Student campaign works to change views of mental health

A hand holding a green ribbon, a symbol of mental health.

Eighty-three percent of UO students responding to a survey said mental health is either “definitely” or “probably” an issue on campus, a number the new Ducks Change Together campaign is trying to lower.

UO public relations students developed the campaign as part of the Bateman Competition, a national contest run by the Public Relations Student Society of America. It tasks teams with putting together a campaign to promote a certain organization, and the 2017 competition paired with the Campaign to Change Direction, a group working to change the culture of mental health in America.

The Campaign to Change Direction focuses on teaching people what it calls the five signs of emotional suffering: personality change, feeling agitated, withdrawal, poor self-care and hopelessness.

“The five signs have been really important in our campaign because it proposes a common language for people to start talking about mental health,” said Amanda Lam, a UO public relations student and a member of the Ducks Change Together team.

Ducks Change Together officially launched Feb. 15 and will run through March 15, when its pitch and results will be evaluated by the contest committee.

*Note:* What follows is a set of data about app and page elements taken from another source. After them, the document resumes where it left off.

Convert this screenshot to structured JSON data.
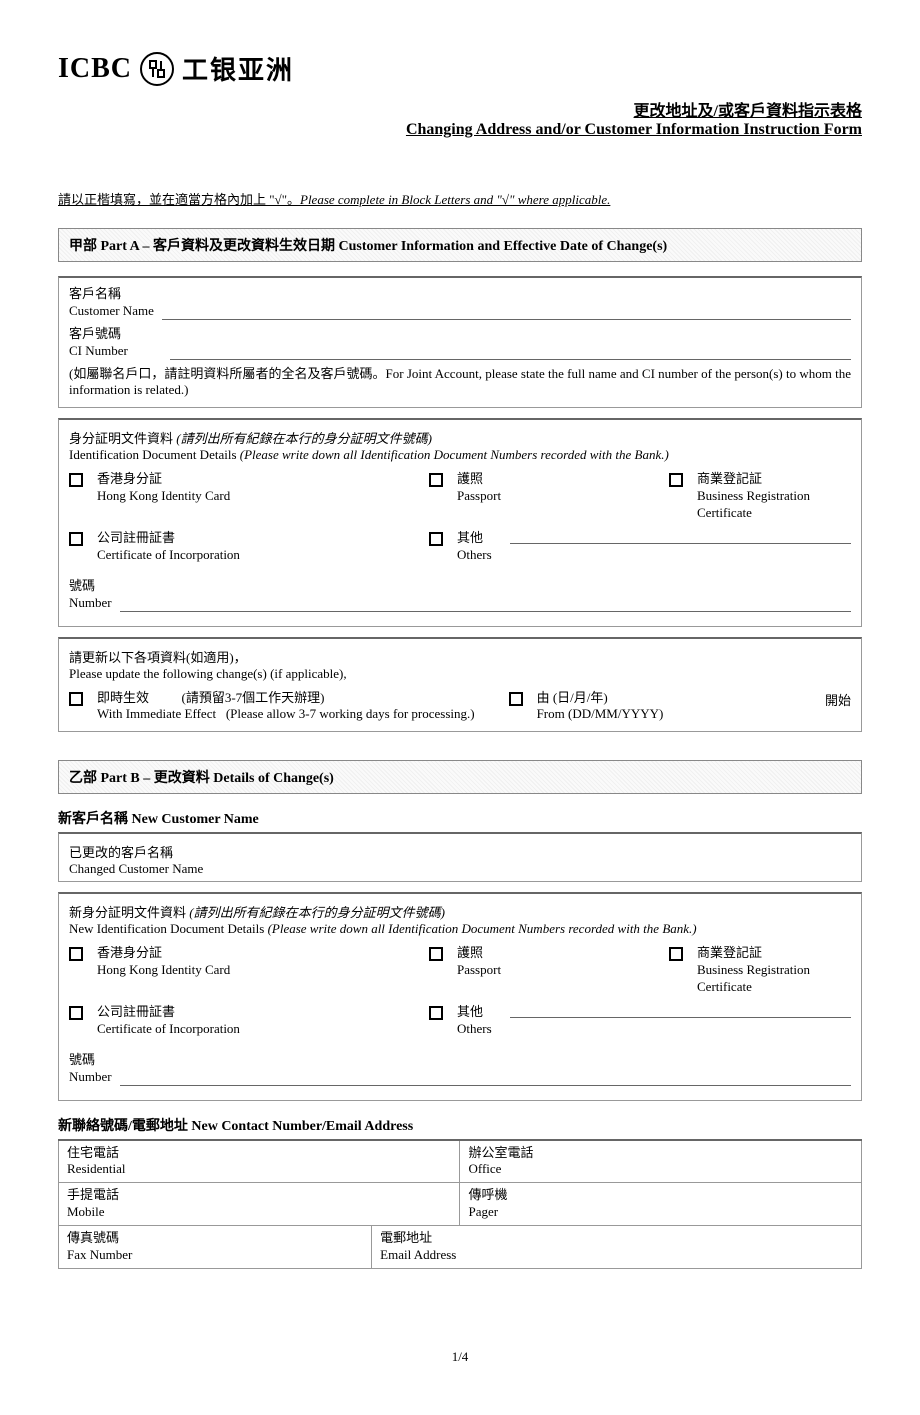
{
  "logo": {
    "brand": "ICBC",
    "symbol": "㊔",
    "brand_cn": "工银亚洲"
  },
  "title": {
    "cn": "更改地址及/或客戶資料指示表格",
    "en": "Changing Address and/or Customer Information Instruction Form"
  },
  "instruction": {
    "cn_prefix": "請以正楷填寫，並在適當方格內加上 \"√\"。",
    "en": "Please complete in Block Letters and \"√\" where applicable."
  },
  "partA": {
    "header": "甲部   Part A –  客戶資料及更改資料生效日期  Customer Information and Effective Date of Change(s)",
    "customer_name_cn": "客戶名稱",
    "customer_name_en": "Customer Name",
    "ci_number_cn": "客戶號碼",
    "ci_number_en": "CI Number",
    "joint_note": "(如屬聯名戶口，請註明資料所屬者的全名及客戶號碼。For Joint Account, please state the full name and CI number of the person(s) to whom the information is related.)",
    "id_heading_cn": "身分証明文件資料",
    "id_heading_note_cn": "(請列出所有紀錄在本行的身分証明文件號碼)",
    "id_heading_en": "Identification Document Details",
    "id_heading_note_en": "(Please write down all Identification Document Numbers recorded with the Bank.)",
    "hkid_cn": "香港身分証",
    "hkid_en": "Hong Kong Identity Card",
    "passport_cn": "護照",
    "passport_en": "Passport",
    "brc_cn": "商業登記証",
    "brc_en": "Business Registration Certificate",
    "coi_cn": "公司註冊証書",
    "coi_en": "Certificate of Incorporation",
    "others_cn": "其他",
    "others_en": "Others",
    "number_cn": "號碼",
    "number_en": "Number",
    "update_line_cn": "請更新以下各項資料(如適用)，",
    "update_line_en": "Please update the following change(s) (if applicable),",
    "immediate_cn": "即時生效",
    "immediate_note_cn": "(請預留3-7個工作天辦理)",
    "immediate_en": "With Immediate Effect",
    "immediate_note_en": "(Please allow 3-7 working days for processing.)",
    "from_cn": "由   (日/月/年)",
    "from_en": "From (DD/MM/YYYY)",
    "start_cn": "開始"
  },
  "partB": {
    "header": "乙部   Part B –  更改資料  Details of Change(s)",
    "new_name_heading": "新客戶名稱  New Customer Name",
    "changed_name_cn": "已更改的客戶名稱",
    "changed_name_en": "Changed Customer Name",
    "new_id_heading_cn": "新身分証明文件資料",
    "new_id_heading_note_cn": "(請列出所有紀錄在本行的身分証明文件號碼)",
    "new_id_heading_en": "New Identification Document Details",
    "new_id_heading_note_en": "(Please write down all Identification Document Numbers recorded with the Bank.)",
    "contact_heading": "新聯絡號碼/電郵地址  New Contact Number/Email Address",
    "residential_cn": "住宅電話",
    "residential_en": "Residential",
    "office_cn": "辦公室電話",
    "office_en": "Office",
    "mobile_cn": "手提電話",
    "mobile_en": "Mobile",
    "pager_cn": "傳呼機",
    "pager_en": "Pager",
    "fax_cn": "傳真號碼",
    "fax_en": "Fax Number",
    "email_cn": "電郵地址",
    "email_en": "Email Address"
  },
  "page_num": "1/4"
}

If successful, three teams will be selected to present their ideas to representatives of the Campaign to Change Direction.

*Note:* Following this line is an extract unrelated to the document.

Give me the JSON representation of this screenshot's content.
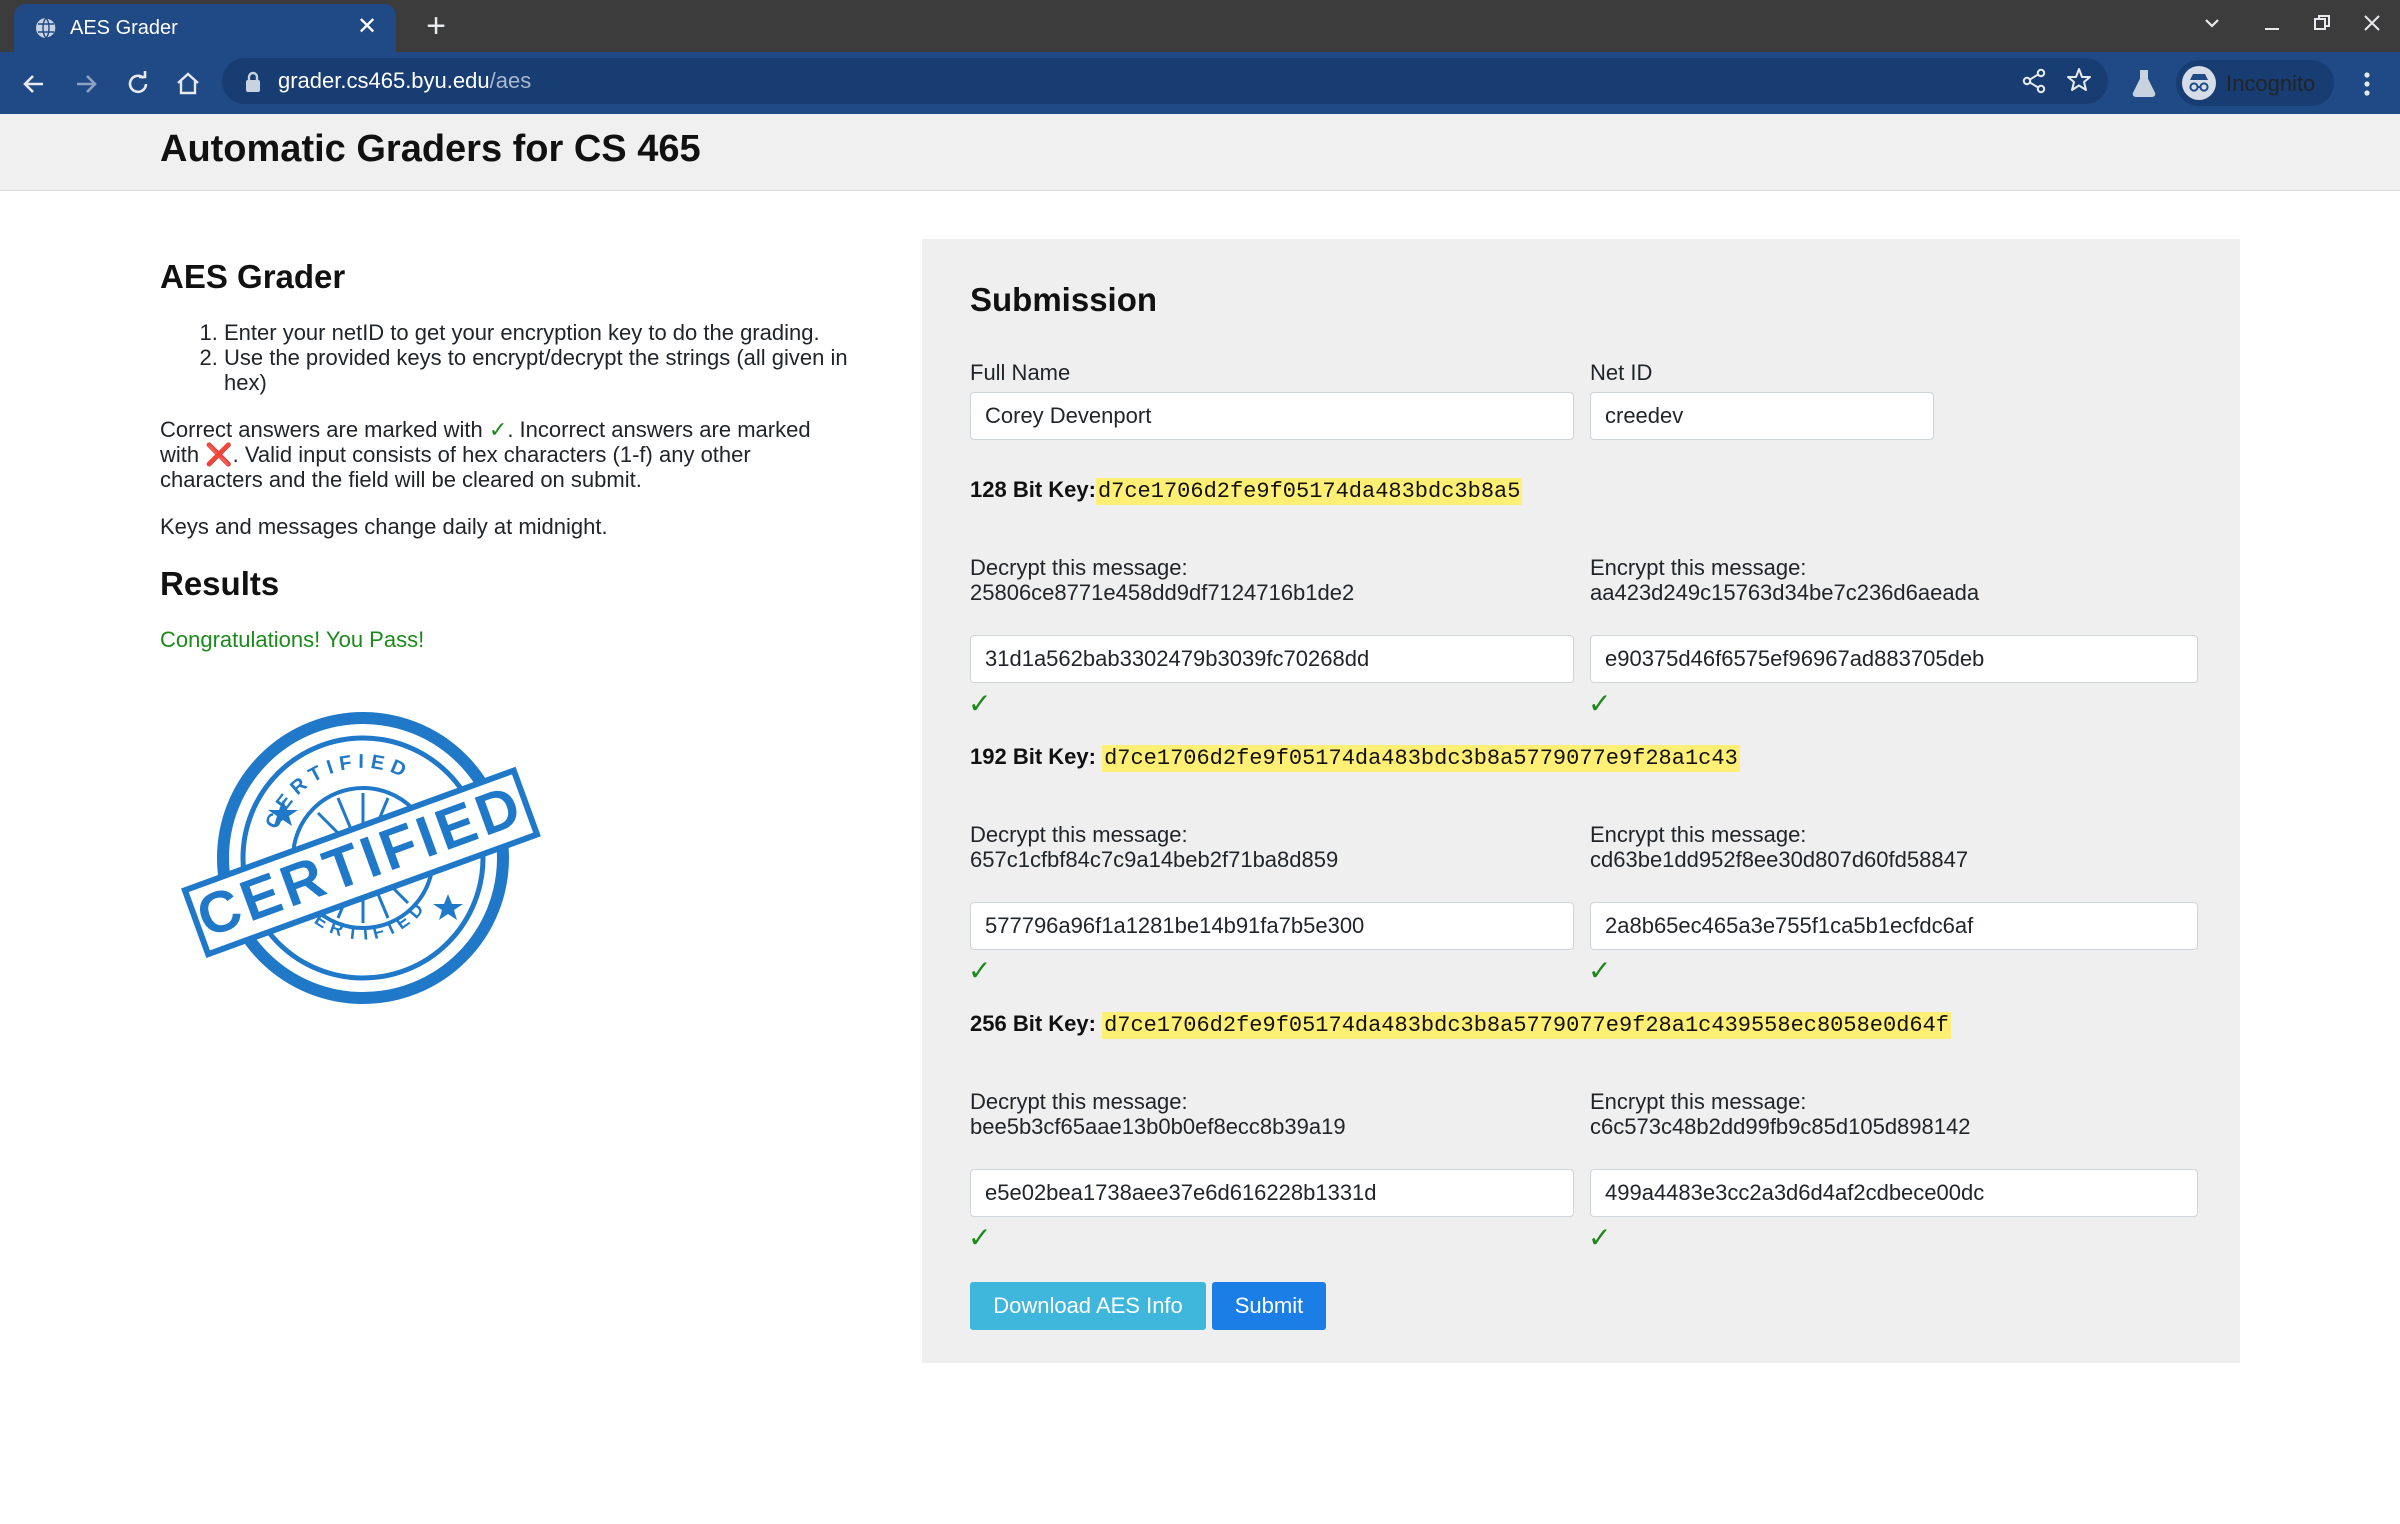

“We’re really trying to change the way people think and talk about mental health on campus,” Lam said. “Almost everyone struggles with it. We’ve done a lot of research, and it shows most people are either struggling with mental health or knows someone who is.” 

Aside from Lam, a junior, Ducks Change Together consists of seniors Casey Leach, Julia Hofmann, Ethan Dagenais and Noelle Accardi. They were chosen at the end of fall term and have worked all winter to prepare the campaign.

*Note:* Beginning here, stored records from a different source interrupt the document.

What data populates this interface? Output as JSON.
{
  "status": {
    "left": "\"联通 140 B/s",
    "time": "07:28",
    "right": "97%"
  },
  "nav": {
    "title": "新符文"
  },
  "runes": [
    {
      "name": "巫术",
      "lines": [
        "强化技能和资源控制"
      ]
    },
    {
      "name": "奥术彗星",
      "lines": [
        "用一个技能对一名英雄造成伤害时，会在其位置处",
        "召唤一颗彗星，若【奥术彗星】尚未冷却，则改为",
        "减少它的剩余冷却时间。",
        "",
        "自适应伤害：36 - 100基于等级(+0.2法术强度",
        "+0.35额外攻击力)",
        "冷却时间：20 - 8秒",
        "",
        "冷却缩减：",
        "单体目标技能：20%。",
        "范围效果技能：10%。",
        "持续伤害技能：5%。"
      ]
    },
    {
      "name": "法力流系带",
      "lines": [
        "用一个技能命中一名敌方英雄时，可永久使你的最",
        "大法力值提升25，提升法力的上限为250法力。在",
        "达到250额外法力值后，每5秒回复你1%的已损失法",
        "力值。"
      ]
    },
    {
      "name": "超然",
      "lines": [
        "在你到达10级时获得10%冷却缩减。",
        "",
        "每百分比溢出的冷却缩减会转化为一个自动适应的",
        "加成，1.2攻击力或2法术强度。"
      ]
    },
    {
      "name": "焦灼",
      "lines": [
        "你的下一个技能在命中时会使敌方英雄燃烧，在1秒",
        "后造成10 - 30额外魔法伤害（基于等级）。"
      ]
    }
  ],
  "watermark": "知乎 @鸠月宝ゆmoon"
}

So far, Ducks Change Together has primarily focused on spreading awareness of the five signs. They’ve used Twitter, Instagram and Facebook and have been putting up advertisements around the Erb Memorial Union and handing out bumper stickers.

They have also worked with the Duck Nest to host events, including one that brought in therapy dogs so stressed-out students could play with them. The Duck Nest is a student wellness center in the EMU.

The purpose of the campaign is to get student pledges to learn the five signs and help change the campus culture surrounding mental health. Its goal is to get 40 group pledges, which would be around 10 percent of the ASUO clubs.

Unfortunately, the Bateman Competition has an end date, but Lam thinks Ducks Change Together has the potential to become a longer-lasting part of the UO campus.

“We have to end all our social media platforms and all our implementation on March 15,” Lam said. “But we’ve been partnering with the Duck Nest so that the resources are still there once we’re done.”

By Noah Ripley, University Communications